The first time I spoke on the topic of Opportunities in the BRIC Mobile Markets in a conference setting was back in the summer of 2006 in Moscow at the inaugural Interop conference. At the time, BRIC mobile markets were just emerging to be a big force. Net adds in the four countries amounted to 159M in 2005, in 2008, just India and China exceeded 212M. In the first two months of this year, India alone has added over 28M subscriptions. We were amongst the first ones to forecast this tremendous growth that was going to shake up the global mobile markets.

We summarized our observations in the special report for the Wireless World magazine.


Fast forward 3 years. I am putting together another presentation on the subject focused on India and China and the mobile opportunities in these markets. Interesting enough, some of the basics remain the same, and they have more to do with Business 101 than anything else.

The lure of a billion subscribers is quite tempting but these markets are not for the faint-hearted. If you go in without understanding the markets and how business is done, you will be spit out of the market in no time. The fate is similar for big and powerful players like Vodafone to small startups you may have never heard from. Companies like Real Networks who have had success worldwide learned the hard way that these markets are no walk in the park.

Here are some of the factors, IMHO, that any company needs to keep in mind before spending too much energy in these markets. They are:

Understand the market by spending time on the ground: Many a times, companies think they can enter the market from a distance, parachute some executives, and things will fall in place. Rarely are things that simple. One must spend time in the markets with potential customers, suppliers, partners, analysts, and others to get a “real” grip of the market.

Perseverance: The customers in India and China can wear you down and if you have the enough strength to last long, you are likely to be rewarded. That’s one of the reasons, even some of the stronger players didn’t succeed but smaller players like Venturi Wireless (Disclosure: VW is a client of ours) have done well with carriers in these markets.

Build Relationships: Relationships and trust matters more in Asia than in the western markets. If you have spent enough time building relationships with key companies, suppliers, individuals, it might take a long time, but in the end, that’s are what is likely to pay off.

IP Protection: IP has a different meaning in these markets.
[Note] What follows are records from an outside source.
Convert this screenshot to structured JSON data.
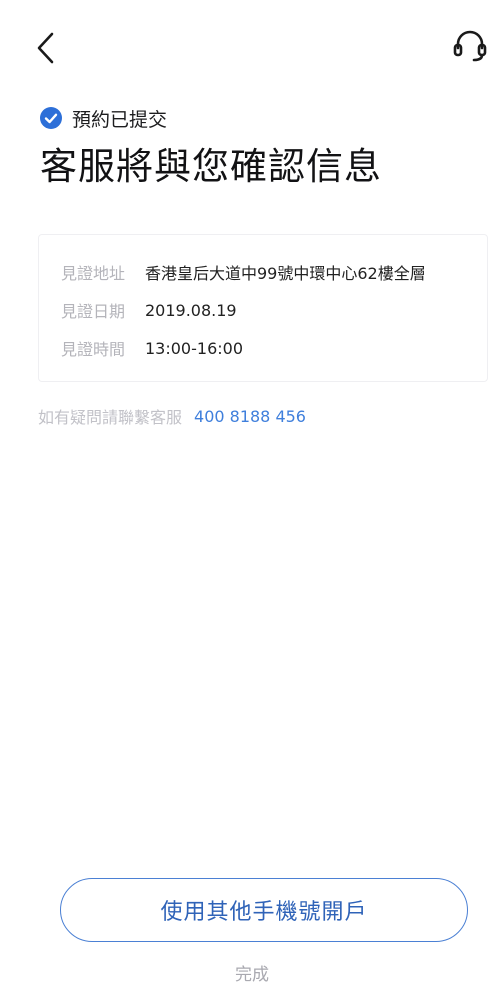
{
  "header": {
    "back_icon": "chevron-left-icon",
    "support_icon": "headset-icon"
  },
  "status": {
    "icon": "check-circle-icon",
    "icon_color": "#2d6fd8",
    "text": "預約已提交"
  },
  "title": "客服將與您確認信息",
  "details": {
    "rows": [
      {
        "label": "見證地址",
        "value": "香港皇后大道中99號中環中心62樓全層"
      },
      {
        "label": "見證日期",
        "value": "2019.08.19"
      },
      {
        "label": "見證時間",
        "value": "13:00-16:00"
      }
    ]
  },
  "contact": {
    "label": "如有疑問請聯繫客服",
    "phone": "400 8188 456",
    "phone_color": "#3f7fdc"
  },
  "actions": {
    "other_phone_label": "使用其他手機號開戶",
    "done_label": "完成",
    "accent": "#4b80d4"
  }
}
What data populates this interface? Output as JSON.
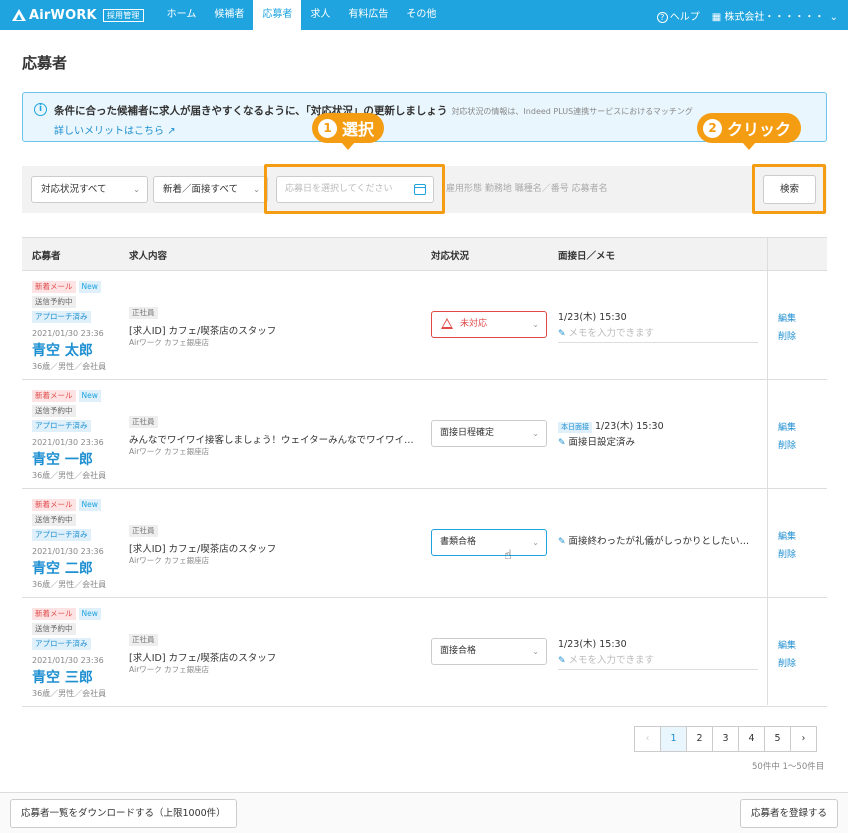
{
  "app": {
    "logo_text": "AirWORK",
    "logo_badge": "採用管理"
  },
  "nav": {
    "items": [
      "ホーム",
      "候補者",
      "応募者",
      "求人",
      "有料広告",
      "その他"
    ],
    "help": "ヘルプ",
    "company": "株式会社・・・・・・"
  },
  "page": {
    "title": "応募者"
  },
  "banner": {
    "text": "条件に合った候補者に求人が届きやすくなるように、「対応状況」の更新しましょう",
    "sub": "対応状況の情報は、Indeed PLUS連携サービスにおけるマッチング",
    "link": "詳しいメリットはこちら"
  },
  "callouts": [
    {
      "num": "1",
      "label": "選択"
    },
    {
      "num": "2",
      "label": "クリック"
    }
  ],
  "search": {
    "status_select": "対応状況すべて",
    "new_select": "新着／面接すべて",
    "date_placeholder": "応募日を選択してください",
    "keyword_placeholder": "雇用形態  勤務地  職種名／番号  応募者名",
    "button": "検索"
  },
  "table": {
    "headers": [
      "応募者",
      "求人内容",
      "対応状況",
      "面接日／メモ"
    ],
    "rows": [
      {
        "badge_mail": "新着メール",
        "badge_new": "New",
        "badge_scheduled": "送信予約中",
        "badge_approach": "アプローチ済み",
        "datetime": "2021/01/30 23:36",
        "name": "青空 太郎",
        "profile": "36歳／男性／会社員",
        "job_type": "正社員",
        "job_title": "[求人ID] カフェ/喫茶店のスタッフ",
        "store": "Airワーク カフェ銀座店",
        "status": "未対応",
        "interview": "1/23(木) 15:30",
        "memo": "メモを入力できます",
        "edit": "編集",
        "delete": "削除"
      },
      {
        "badge_mail": "新着メール",
        "badge_new": "New",
        "badge_scheduled": "送信予約中",
        "badge_approach": "アプローチ済み",
        "datetime": "2021/01/30 23:36",
        "name": "青空 一郎",
        "profile": "36歳／男性／会社員",
        "job_type": "正社員",
        "job_title": "みんなでワイワイ接客しましょう！ウェイターみんなでワイワイ接…",
        "store": "Airワーク カフェ銀座店",
        "status": "面接日程確定",
        "today": "本日面接",
        "interview": "1/23(木) 15:30",
        "memo": "面接日設定済み",
        "edit": "編集",
        "delete": "削除"
      },
      {
        "badge_mail": "新着メール",
        "badge_new": "New",
        "badge_scheduled": "送信予約中",
        "badge_approach": "アプローチ済み",
        "datetime": "2021/01/30 23:36",
        "name": "青空 二郎",
        "profile": "36歳／男性／会社員",
        "job_type": "正社員",
        "job_title": "[求人ID] カフェ/喫茶店のスタッフ",
        "store": "Airワーク カフェ銀座店",
        "status": "書類合格",
        "memo": "面接終わったが礼儀がしっかりとしたいい…",
        "edit": "編集",
        "delete": "削除"
      },
      {
        "badge_mail": "新着メール",
        "badge_new": "New",
        "badge_scheduled": "送信予約中",
        "badge_approach": "アプローチ済み",
        "datetime": "2021/01/30 23:36",
        "name": "青空 三郎",
        "profile": "36歳／男性／会社員",
        "job_type": "正社員",
        "job_title": "[求人ID] カフェ/喫茶店のスタッフ",
        "store": "Airワーク カフェ銀座店",
        "status": "面接合格",
        "interview": "1/23(木) 15:30",
        "memo": "メモを入力できます",
        "edit": "編集",
        "delete": "削除"
      }
    ]
  },
  "pagination": {
    "prev": "‹",
    "next": "›",
    "pages": [
      "1",
      "2",
      "3",
      "4",
      "5"
    ],
    "current": "1",
    "summary": "50件中 1〜50件目"
  },
  "footer": {
    "download": "応募者一覧をダウンロードする（上限1000件）",
    "register": "応募者を登録する"
  },
  "colors": {
    "brand": "#1fa4e0",
    "callout": "#f59d12",
    "alert": "#e04848"
  }
}
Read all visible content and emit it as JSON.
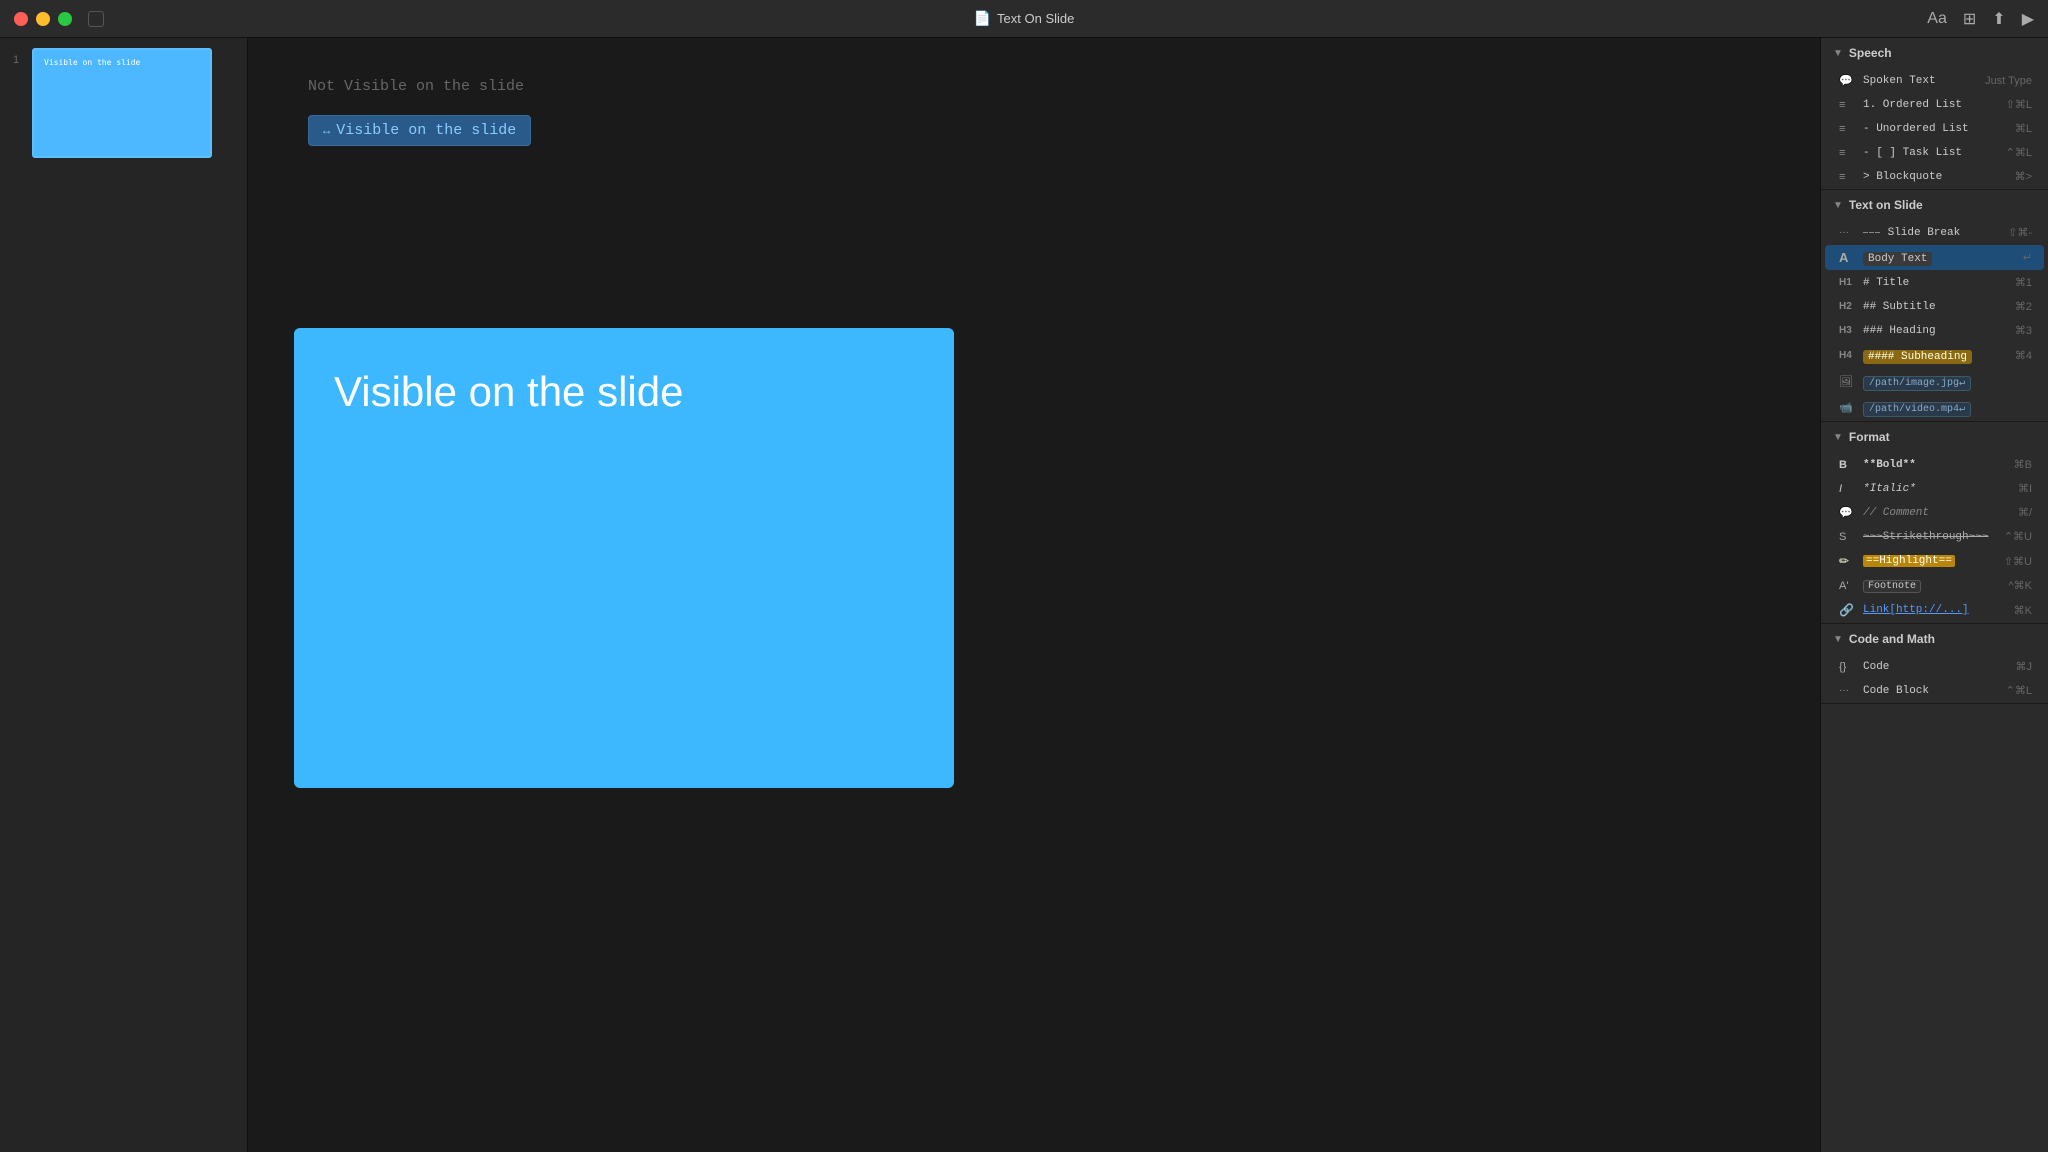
{
  "titlebar": {
    "title": "Text On Slide",
    "doc_icon": "📄",
    "buttons": {
      "close": "close",
      "minimize": "minimize",
      "maximize": "maximize"
    }
  },
  "editor": {
    "not_visible_text": "Not Visible on the slide",
    "visible_badge_text": "Visible on the slide",
    "slide_preview_title": "Visible on the slide"
  },
  "slide_thumbnail": {
    "number": "1",
    "label": "Visible on the slide"
  },
  "right_panel": {
    "speech_section": {
      "header": "Speech",
      "items": [
        {
          "icon": "💬",
          "label": "Spoken Text",
          "shortcut": "Just Type"
        }
      ],
      "list_items": [
        {
          "icon": "≡",
          "label": "1. Ordered List",
          "shortcut": "⇧⌘L"
        },
        {
          "icon": "≡",
          "label": "- Unordered List",
          "shortcut": "⌘L"
        },
        {
          "icon": "≡",
          "label": "- [ ] Task List",
          "shortcut": "⌃⌘L"
        },
        {
          "icon": "≡",
          "label": "> Blockquote",
          "shortcut": "⌘>"
        }
      ]
    },
    "text_on_slide_section": {
      "header": "Text on Slide",
      "items": [
        {
          "icon": "···",
          "label": "Slide Break",
          "shortcut": "⇧⌘-",
          "style": "slide-break"
        },
        {
          "icon": "A",
          "label": "Body Text",
          "shortcut": "↵",
          "style": "body"
        },
        {
          "icon": "H1",
          "label": "# Title",
          "shortcut": "⌘1",
          "style": "title"
        },
        {
          "icon": "H2",
          "label": "## Subtitle",
          "shortcut": "⌘2",
          "style": "subtitle"
        },
        {
          "icon": "H3",
          "label": "### Heading",
          "shortcut": "⌘3",
          "style": "heading"
        },
        {
          "icon": "H4",
          "label": "#### Subheading",
          "shortcut": "⌘4",
          "style": "subheading"
        },
        {
          "icon": "🖼",
          "label": "/path/image.jpg",
          "shortcut": "",
          "style": "image"
        },
        {
          "icon": "📹",
          "label": "/path/video.mp4",
          "shortcut": "",
          "style": "video"
        }
      ]
    },
    "format_section": {
      "header": "Format",
      "items": [
        {
          "icon": "B",
          "label": "**Bold**",
          "shortcut": "⌘B",
          "style": "bold"
        },
        {
          "icon": "I",
          "label": "*Italic*",
          "shortcut": "⌘I",
          "style": "italic"
        },
        {
          "icon": "💬",
          "label": "// Comment",
          "shortcut": "⌘/",
          "style": "comment"
        },
        {
          "icon": "S",
          "label": "~~~Strikethrough~~~",
          "shortcut": "⌃⌘U",
          "style": "strikethrough"
        },
        {
          "icon": "✏",
          "label": "==Highlight==",
          "shortcut": "⇧⌘U",
          "style": "highlight"
        },
        {
          "icon": "A'",
          "label": "Footnote",
          "shortcut": "^⌘K",
          "style": "footnote"
        },
        {
          "icon": "🔗",
          "label": "Link[http://...]",
          "shortcut": "⌘K",
          "style": "link"
        }
      ]
    },
    "code_section": {
      "header": "Code and Math",
      "items": [
        {
          "icon": "{}",
          "label": "Code",
          "shortcut": "⌘J",
          "style": "code"
        },
        {
          "icon": "···",
          "label": "Code Block",
          "shortcut": "⌃⌘L",
          "style": "codeblock"
        }
      ]
    }
  }
}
It is not enough to just file patents, technology must also be protected or else the probability of it being copied are high.

Hire local: To be successful, it is rare that you can manage and operate from afar. It is not only inefficient, it is also a risky proposition. You have to be close to the customer. Hiring local talent who understands how business is done and when “yes” actually means “yes” is critically important.

I will be discussing these and other areas in my talk at the BRIC Mobile Markets conference at CTIA on 31st March.